### What the task requires:
Look through the records and copy each line that has "data" in it.

### Source material:
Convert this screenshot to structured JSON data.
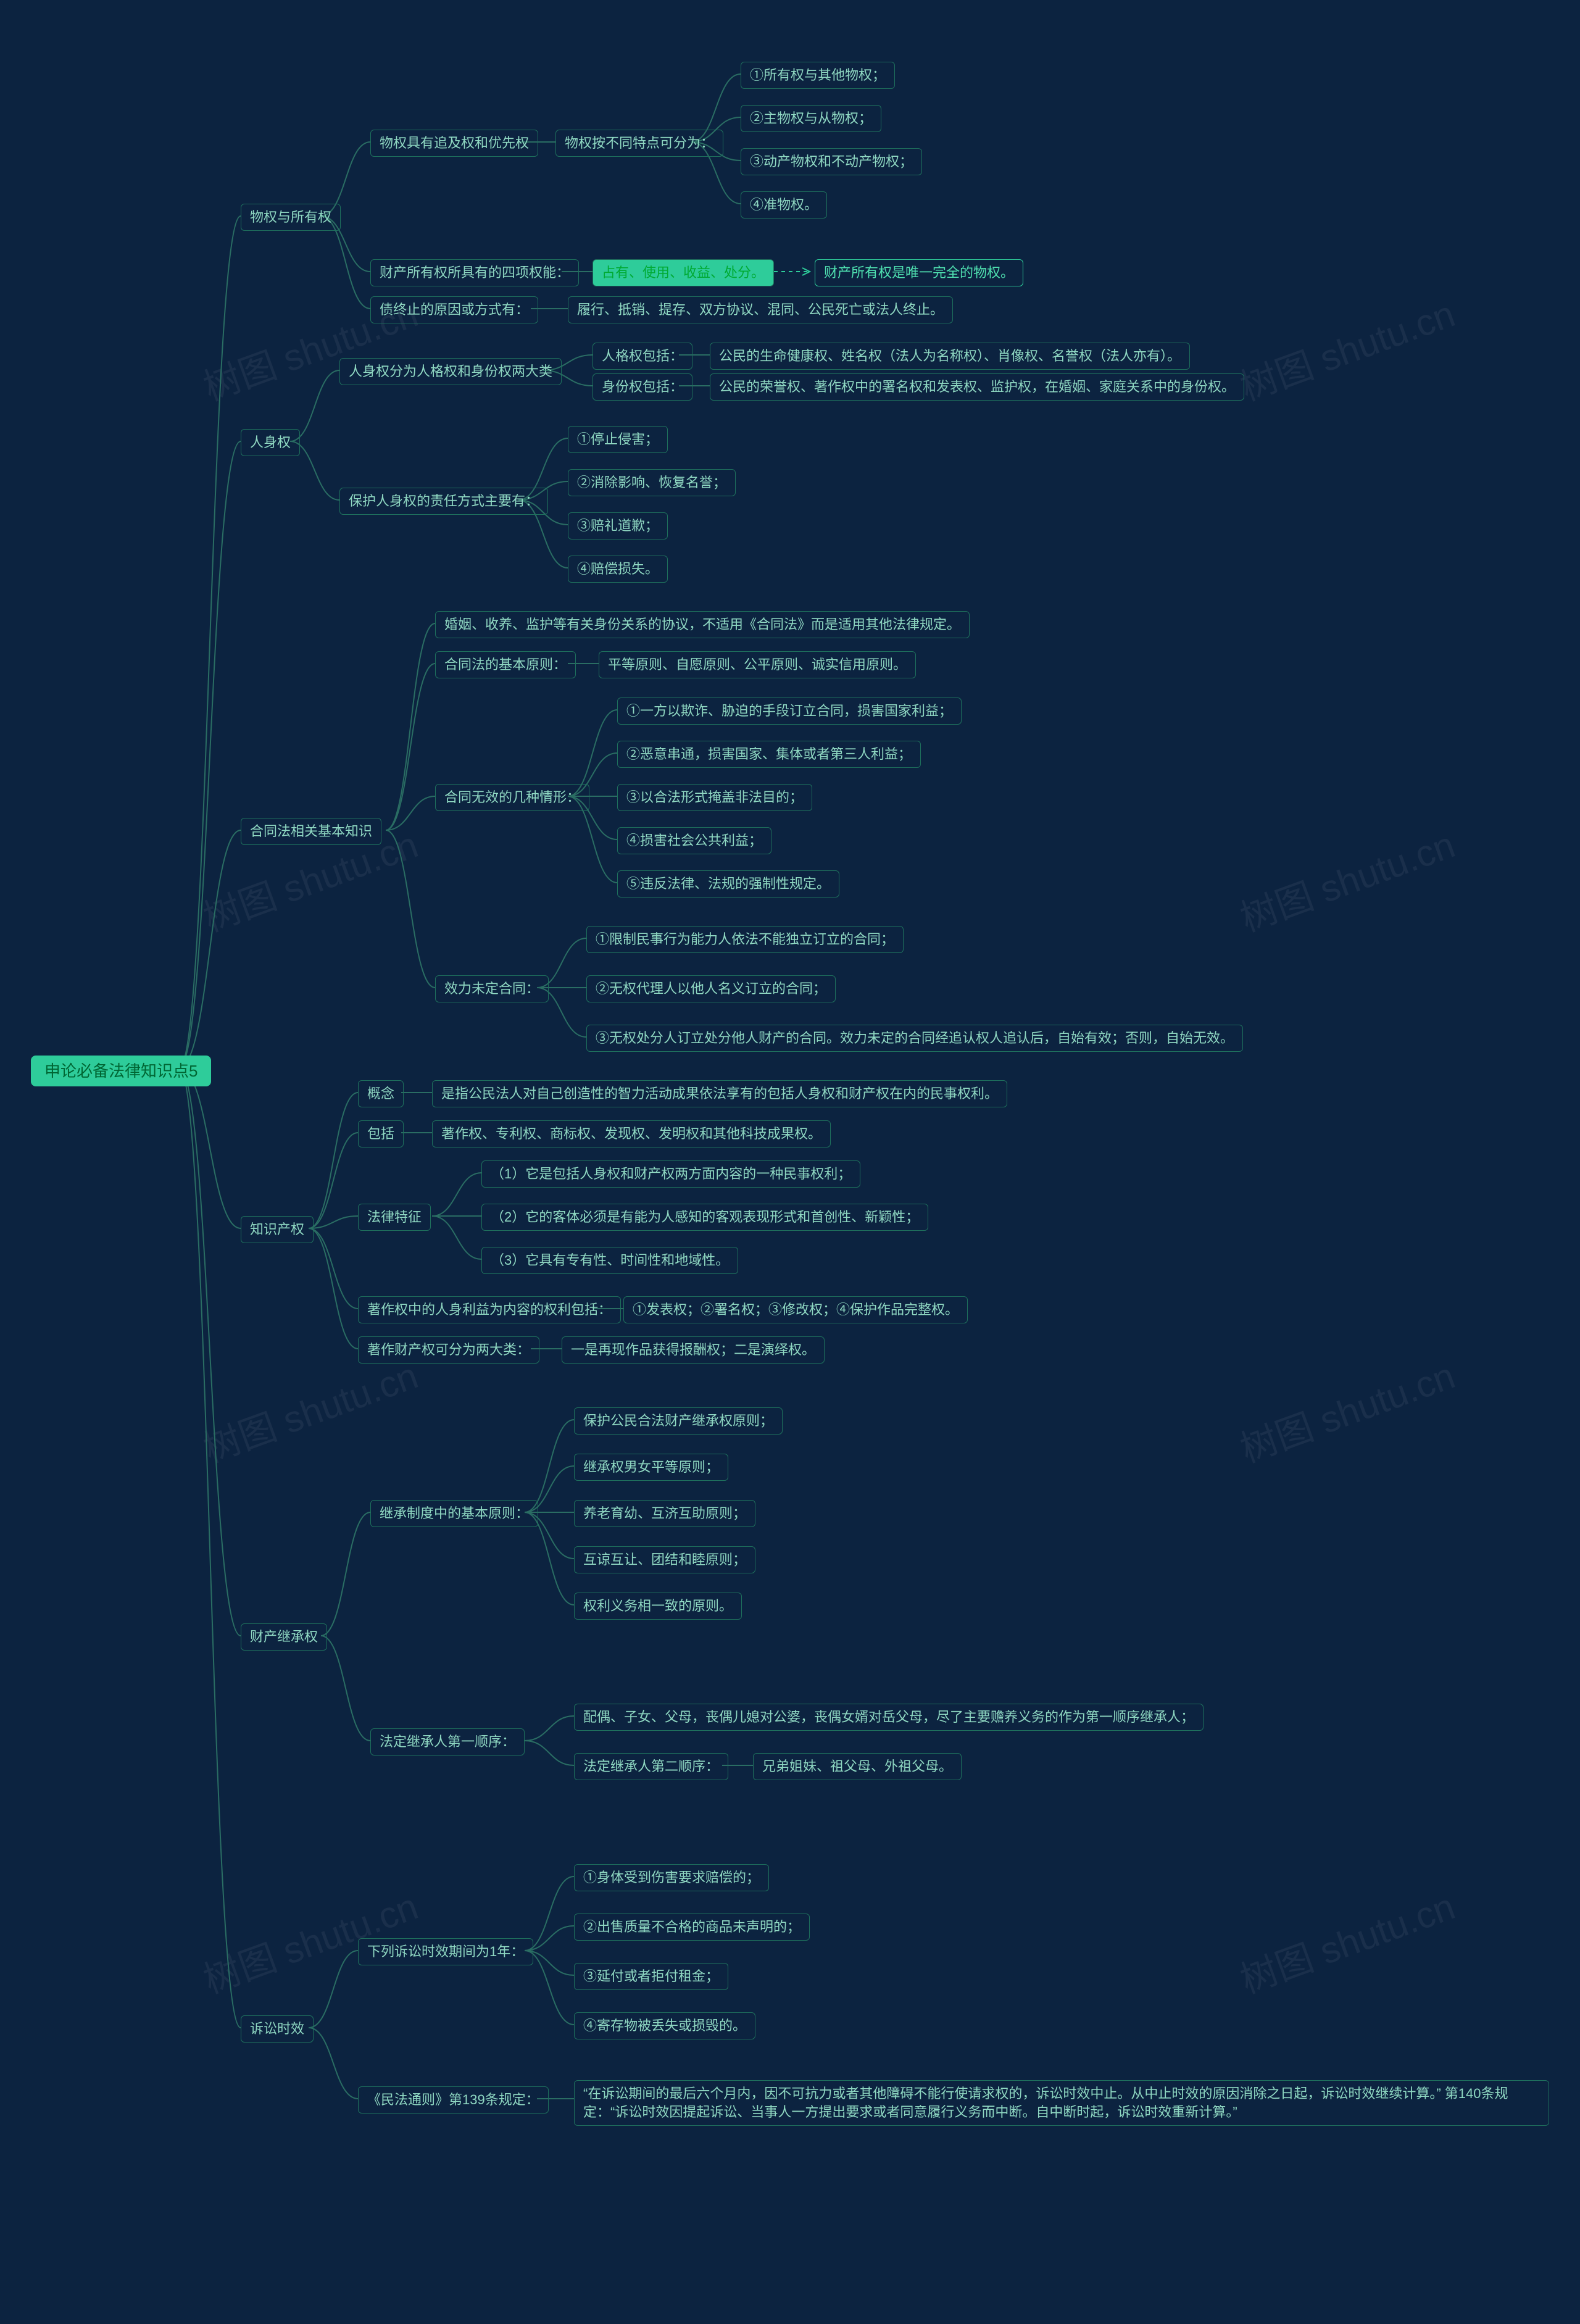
{
  "root": {
    "label": "申论必备法律知识点5"
  },
  "b1": {
    "label": "物权与所有权"
  },
  "b1_1": {
    "label": "物权具有追及权和优先权"
  },
  "b1_1a": {
    "label": "物权按不同特点可分为："
  },
  "b1_1a1": {
    "label": "①所有权与其他物权；"
  },
  "b1_1a2": {
    "label": "②主物权与从物权；"
  },
  "b1_1a3": {
    "label": "③动产物权和不动产物权；"
  },
  "b1_1a4": {
    "label": "④准物权。"
  },
  "b1_2": {
    "label": "财产所有权所具有的四项权能："
  },
  "b1_2a": {
    "label": "占有、使用、收益、处分。"
  },
  "b1_2b": {
    "label": "财产所有权是唯一完全的物权。"
  },
  "b1_3": {
    "label": "债终止的原因或方式有："
  },
  "b1_3a": {
    "label": "履行、抵销、提存、双方协议、混同、公民死亡或法人终止。"
  },
  "b2": {
    "label": "人身权"
  },
  "b2_1": {
    "label": "人身权分为人格权和身份权两大类"
  },
  "b2_1a": {
    "label": "人格权包括："
  },
  "b2_1a1": {
    "label": "公民的生命健康权、姓名权（法人为名称权）、肖像权、名誉权（法人亦有）。"
  },
  "b2_1b": {
    "label": "身份权包括："
  },
  "b2_1b1": {
    "label": "公民的荣誉权、著作权中的署名权和发表权、监护权，在婚姻、家庭关系中的身份权。"
  },
  "b2_2": {
    "label": "保护人身权的责任方式主要有："
  },
  "b2_2a": {
    "label": "①停止侵害；"
  },
  "b2_2b": {
    "label": "②消除影响、恢复名誉；"
  },
  "b2_2c": {
    "label": "③赔礼道歉；"
  },
  "b2_2d": {
    "label": "④赔偿损失。"
  },
  "b3": {
    "label": "合同法相关基本知识"
  },
  "b3_1": {
    "label": "婚姻、收养、监护等有关身份关系的协议，不适用《合同法》而是适用其他法律规定。"
  },
  "b3_2": {
    "label": "合同法的基本原则："
  },
  "b3_2a": {
    "label": "平等原则、自愿原则、公平原则、诚实信用原则。"
  },
  "b3_3": {
    "label": "合同无效的几种情形："
  },
  "b3_3a": {
    "label": "①一方以欺诈、胁迫的手段订立合同，损害国家利益；"
  },
  "b3_3b": {
    "label": "②恶意串通，损害国家、集体或者第三人利益；"
  },
  "b3_3c": {
    "label": "③以合法形式掩盖非法目的；"
  },
  "b3_3d": {
    "label": "④损害社会公共利益；"
  },
  "b3_3e": {
    "label": "⑤违反法律、法规的强制性规定。"
  },
  "b3_4": {
    "label": "效力未定合同："
  },
  "b3_4a": {
    "label": "①限制民事行为能力人依法不能独立订立的合同；"
  },
  "b3_4b": {
    "label": "②无权代理人以他人名义订立的合同；"
  },
  "b3_4c": {
    "label": "③无权处分人订立处分他人财产的合同。效力未定的合同经追认权人追认后，自始有效；否则，自始无效。"
  },
  "b4": {
    "label": "知识产权"
  },
  "b4_1": {
    "label": "概念"
  },
  "b4_1a": {
    "label": "是指公民法人对自己创造性的智力活动成果依法享有的包括人身权和财产权在内的民事权利。"
  },
  "b4_2": {
    "label": "包括"
  },
  "b4_2a": {
    "label": "著作权、专利权、商标权、发现权、发明权和其他科技成果权。"
  },
  "b4_3": {
    "label": "法律特征"
  },
  "b4_3a": {
    "label": "（1）它是包括人身权和财产权两方面内容的一种民事权利；"
  },
  "b4_3b": {
    "label": "（2）它的客体必须是有能为人感知的客观表现形式和首创性、新颖性；"
  },
  "b4_3c": {
    "label": "（3）它具有专有性、时间性和地域性。"
  },
  "b4_4": {
    "label": "著作权中的人身利益为内容的权利包括："
  },
  "b4_4a": {
    "label": "①发表权；②署名权；③修改权；④保护作品完整权。"
  },
  "b4_5": {
    "label": "著作财产权可分为两大类："
  },
  "b4_5a": {
    "label": "一是再现作品获得报酬权；二是演绎权。"
  },
  "b5": {
    "label": "财产继承权"
  },
  "b5_1": {
    "label": "继承制度中的基本原则："
  },
  "b5_1a": {
    "label": "保护公民合法财产继承权原则；"
  },
  "b5_1b": {
    "label": "继承权男女平等原则；"
  },
  "b5_1c": {
    "label": "养老育幼、互济互助原则；"
  },
  "b5_1d": {
    "label": "互谅互让、团结和睦原则；"
  },
  "b5_1e": {
    "label": "权利义务相一致的原则。"
  },
  "b5_2": {
    "label": "法定继承人第一顺序："
  },
  "b5_2a": {
    "label": "配偶、子女、父母，丧偶儿媳对公婆，丧偶女婿对岳父母，尽了主要赡养义务的作为第一顺序继承人；"
  },
  "b5_2b": {
    "label": "法定继承人第二顺序："
  },
  "b5_2b1": {
    "label": "兄弟姐妹、祖父母、外祖父母。"
  },
  "b6": {
    "label": "诉讼时效"
  },
  "b6_1": {
    "label": "下列诉讼时效期间为1年："
  },
  "b6_1a": {
    "label": "①身体受到伤害要求赔偿的；"
  },
  "b6_1b": {
    "label": "②出售质量不合格的商品未声明的；"
  },
  "b6_1c": {
    "label": "③延付或者拒付租金；"
  },
  "b6_1d": {
    "label": "④寄存物被丢失或损毁的。"
  },
  "b6_2": {
    "label": "《民法通则》第139条规定："
  },
  "b6_2a": {
    "label": "“在诉讼期间的最后六个月内，因不可抗力或者其他障碍不能行使请求权的，诉讼时效中止。从中止时效的原因消除之日起，诉讼时效继续计算。” 第140条规定：“诉讼时效因提起诉讼、当事人一方提出要求或者同意履行义务而中断。自中断时起，诉讼时效重新计算。”"
  },
  "watermark": "树图 shutu.cn"
}
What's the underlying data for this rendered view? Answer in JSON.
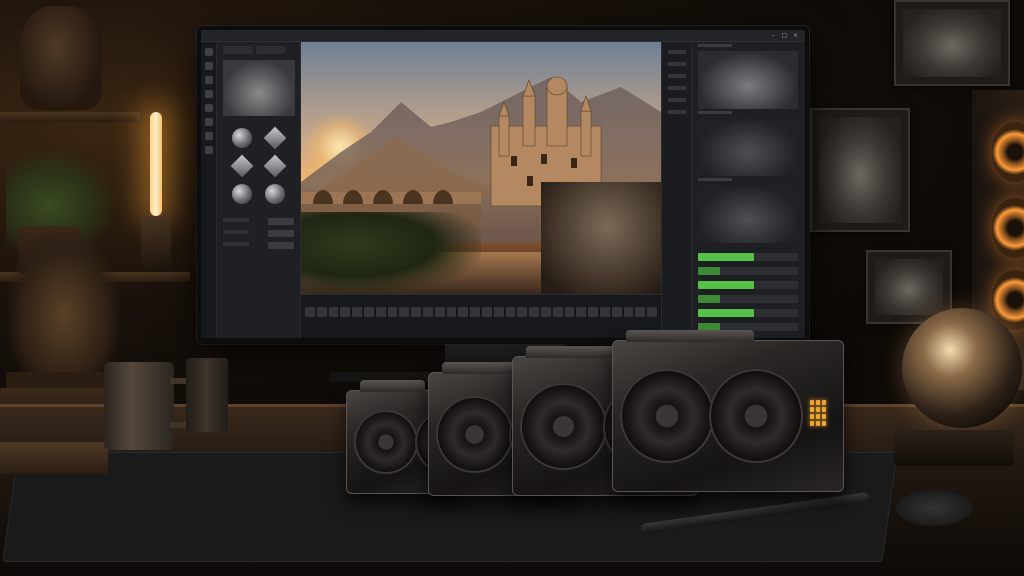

### Solution to the problem:
Convert this screenshot to structured JSON data.
What's the underlying data for this rendered view? Answer in JSON.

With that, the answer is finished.